18.7 million people watched the Oscars in the United States on Sunday. This is reported by US media with reference to preliminary data from the market research company Nielsen. Final numbers are pending. Not outstanding, but definitely strong numbers - also in view of the competition. At the same time, the finale of the acclaimed series "The Last of Us" was broadcast on the pay channel HBO.
Compared to the previous year, the ratings have increased by twelve percent. In 2022, only 16.62 million viewers tuned in to the US broadcaster ABC. The 2021 gala has had the worst ratings so far. The show, reduced due to corona restrictions, only wanted to see 10.4 million before that.
The 2023 Oscars are the gala with the highest ratings in three years, i.e. since the beginning of the corona pandemic. But the numbers are deceptive. The 18.7 million are still the third-worst odds in Oscar history. The 2020 ceremony held the negative record before the pandemic, which was still seen by 23 million people at the time.
Interest in the Oscars has been plummeting for years. At its peak, 40 million people watched the film award. Those responsible can only speculate about the reasons. Is it because of the increased competition from streaming services? Are too few popular films nominated?
The makers have been trying to prevent the latter for years by expanding the top category "Best Film" to up to 10 nominations. So more blockbusters slip in, at least that's the hope. That calculation worked out this year. With "Top Gun: Maverick" and "Avatar: The Way of Water" there were two box office hits in the running. Also the big winner "Everything Everwhere All at Once" was a hit and instant cult film.
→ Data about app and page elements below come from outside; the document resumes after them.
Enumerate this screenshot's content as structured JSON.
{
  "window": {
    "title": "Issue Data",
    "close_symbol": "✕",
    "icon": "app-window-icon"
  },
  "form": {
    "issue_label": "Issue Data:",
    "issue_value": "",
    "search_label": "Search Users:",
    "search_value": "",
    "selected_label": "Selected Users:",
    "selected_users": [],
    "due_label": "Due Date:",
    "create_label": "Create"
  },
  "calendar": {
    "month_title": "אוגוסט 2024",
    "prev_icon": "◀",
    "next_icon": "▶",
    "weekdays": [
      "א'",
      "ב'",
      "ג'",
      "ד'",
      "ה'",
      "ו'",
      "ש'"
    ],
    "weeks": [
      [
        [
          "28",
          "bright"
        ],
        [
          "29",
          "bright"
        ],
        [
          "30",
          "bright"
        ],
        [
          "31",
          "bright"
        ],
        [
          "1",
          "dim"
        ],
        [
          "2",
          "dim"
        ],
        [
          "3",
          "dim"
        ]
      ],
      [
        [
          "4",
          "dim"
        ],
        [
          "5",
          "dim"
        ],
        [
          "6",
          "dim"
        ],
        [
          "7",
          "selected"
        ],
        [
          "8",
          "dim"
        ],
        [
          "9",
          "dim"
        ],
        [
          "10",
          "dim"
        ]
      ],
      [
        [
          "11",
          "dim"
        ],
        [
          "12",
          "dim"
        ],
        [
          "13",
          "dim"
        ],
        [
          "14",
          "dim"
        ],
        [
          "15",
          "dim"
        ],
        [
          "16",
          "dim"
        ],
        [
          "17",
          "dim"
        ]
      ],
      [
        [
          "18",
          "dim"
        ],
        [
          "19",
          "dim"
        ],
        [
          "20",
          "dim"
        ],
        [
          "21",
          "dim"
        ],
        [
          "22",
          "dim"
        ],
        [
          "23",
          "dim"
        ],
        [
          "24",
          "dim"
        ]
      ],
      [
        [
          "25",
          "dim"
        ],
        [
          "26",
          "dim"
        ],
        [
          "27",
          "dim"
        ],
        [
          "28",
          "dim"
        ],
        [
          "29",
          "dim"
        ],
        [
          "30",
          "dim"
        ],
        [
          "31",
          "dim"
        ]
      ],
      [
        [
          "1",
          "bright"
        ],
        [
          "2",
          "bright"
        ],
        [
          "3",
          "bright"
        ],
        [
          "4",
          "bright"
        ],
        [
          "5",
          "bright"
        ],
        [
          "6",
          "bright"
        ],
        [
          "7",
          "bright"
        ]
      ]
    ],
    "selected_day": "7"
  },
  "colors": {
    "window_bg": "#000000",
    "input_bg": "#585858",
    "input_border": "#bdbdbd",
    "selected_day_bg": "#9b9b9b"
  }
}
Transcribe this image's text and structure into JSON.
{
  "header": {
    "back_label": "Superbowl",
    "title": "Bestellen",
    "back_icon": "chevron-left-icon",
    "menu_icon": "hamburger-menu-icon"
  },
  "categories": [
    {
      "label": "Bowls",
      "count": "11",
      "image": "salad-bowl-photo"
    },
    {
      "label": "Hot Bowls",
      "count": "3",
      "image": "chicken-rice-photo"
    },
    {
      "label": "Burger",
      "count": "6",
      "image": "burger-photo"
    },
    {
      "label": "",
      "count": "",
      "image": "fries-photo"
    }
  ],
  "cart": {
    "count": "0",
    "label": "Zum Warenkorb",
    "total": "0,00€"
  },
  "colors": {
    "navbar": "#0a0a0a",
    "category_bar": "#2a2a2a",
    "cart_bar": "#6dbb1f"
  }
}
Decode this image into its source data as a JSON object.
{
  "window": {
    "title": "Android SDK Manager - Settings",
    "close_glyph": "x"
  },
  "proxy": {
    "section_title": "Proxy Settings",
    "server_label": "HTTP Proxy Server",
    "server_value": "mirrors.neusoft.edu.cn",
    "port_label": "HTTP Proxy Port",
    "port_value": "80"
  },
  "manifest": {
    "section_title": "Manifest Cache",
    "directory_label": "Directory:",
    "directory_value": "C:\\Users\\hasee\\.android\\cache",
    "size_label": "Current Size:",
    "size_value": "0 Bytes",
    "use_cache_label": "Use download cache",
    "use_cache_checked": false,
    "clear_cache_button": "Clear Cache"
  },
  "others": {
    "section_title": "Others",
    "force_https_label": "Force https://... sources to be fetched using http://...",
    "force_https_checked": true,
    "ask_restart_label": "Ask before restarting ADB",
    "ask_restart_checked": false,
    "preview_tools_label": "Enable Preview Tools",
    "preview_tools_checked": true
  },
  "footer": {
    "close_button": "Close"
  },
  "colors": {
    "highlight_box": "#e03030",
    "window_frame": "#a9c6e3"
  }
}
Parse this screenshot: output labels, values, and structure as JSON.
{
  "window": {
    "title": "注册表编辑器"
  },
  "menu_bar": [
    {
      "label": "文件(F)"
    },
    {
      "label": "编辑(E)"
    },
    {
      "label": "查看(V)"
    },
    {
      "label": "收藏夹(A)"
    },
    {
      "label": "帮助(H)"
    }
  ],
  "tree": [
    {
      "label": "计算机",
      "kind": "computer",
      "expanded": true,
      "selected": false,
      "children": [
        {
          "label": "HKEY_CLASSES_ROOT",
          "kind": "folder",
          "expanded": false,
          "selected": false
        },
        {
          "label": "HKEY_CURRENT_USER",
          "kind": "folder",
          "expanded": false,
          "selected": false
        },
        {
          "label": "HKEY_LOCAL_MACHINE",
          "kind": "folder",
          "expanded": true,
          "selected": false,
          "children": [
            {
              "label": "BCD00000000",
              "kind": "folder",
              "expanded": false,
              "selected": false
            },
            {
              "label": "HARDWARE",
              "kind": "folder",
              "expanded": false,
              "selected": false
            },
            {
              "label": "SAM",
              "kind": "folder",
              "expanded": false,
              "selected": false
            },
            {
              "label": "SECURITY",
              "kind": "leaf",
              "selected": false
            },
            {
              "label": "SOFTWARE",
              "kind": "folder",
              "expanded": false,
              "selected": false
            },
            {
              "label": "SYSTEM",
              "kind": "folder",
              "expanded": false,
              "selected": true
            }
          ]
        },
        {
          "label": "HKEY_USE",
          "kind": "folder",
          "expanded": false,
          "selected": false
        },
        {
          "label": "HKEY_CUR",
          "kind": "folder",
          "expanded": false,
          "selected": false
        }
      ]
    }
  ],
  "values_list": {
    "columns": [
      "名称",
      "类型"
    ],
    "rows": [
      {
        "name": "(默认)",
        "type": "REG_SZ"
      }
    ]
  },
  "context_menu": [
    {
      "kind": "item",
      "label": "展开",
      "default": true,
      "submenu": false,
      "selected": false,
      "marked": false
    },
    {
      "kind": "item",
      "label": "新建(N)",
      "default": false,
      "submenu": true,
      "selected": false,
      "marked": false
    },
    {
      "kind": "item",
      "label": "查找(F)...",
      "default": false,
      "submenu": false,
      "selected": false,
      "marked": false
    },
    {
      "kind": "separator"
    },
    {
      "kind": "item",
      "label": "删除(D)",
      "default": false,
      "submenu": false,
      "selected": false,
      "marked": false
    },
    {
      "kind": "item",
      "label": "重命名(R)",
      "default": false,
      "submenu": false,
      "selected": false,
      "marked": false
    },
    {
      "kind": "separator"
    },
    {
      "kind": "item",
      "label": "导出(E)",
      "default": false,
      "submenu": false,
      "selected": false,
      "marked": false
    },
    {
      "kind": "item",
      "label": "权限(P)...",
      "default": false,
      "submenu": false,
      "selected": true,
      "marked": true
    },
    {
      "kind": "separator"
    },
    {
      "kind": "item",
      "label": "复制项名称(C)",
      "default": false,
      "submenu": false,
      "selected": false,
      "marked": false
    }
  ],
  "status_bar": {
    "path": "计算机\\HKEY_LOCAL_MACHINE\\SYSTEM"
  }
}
The increased interest in this year's Oscars could also be related to Will Smith (54), as evil tongues claim. His freak out in front of the cameras last year showed how unpredictable and spectacular live broadcasts can be.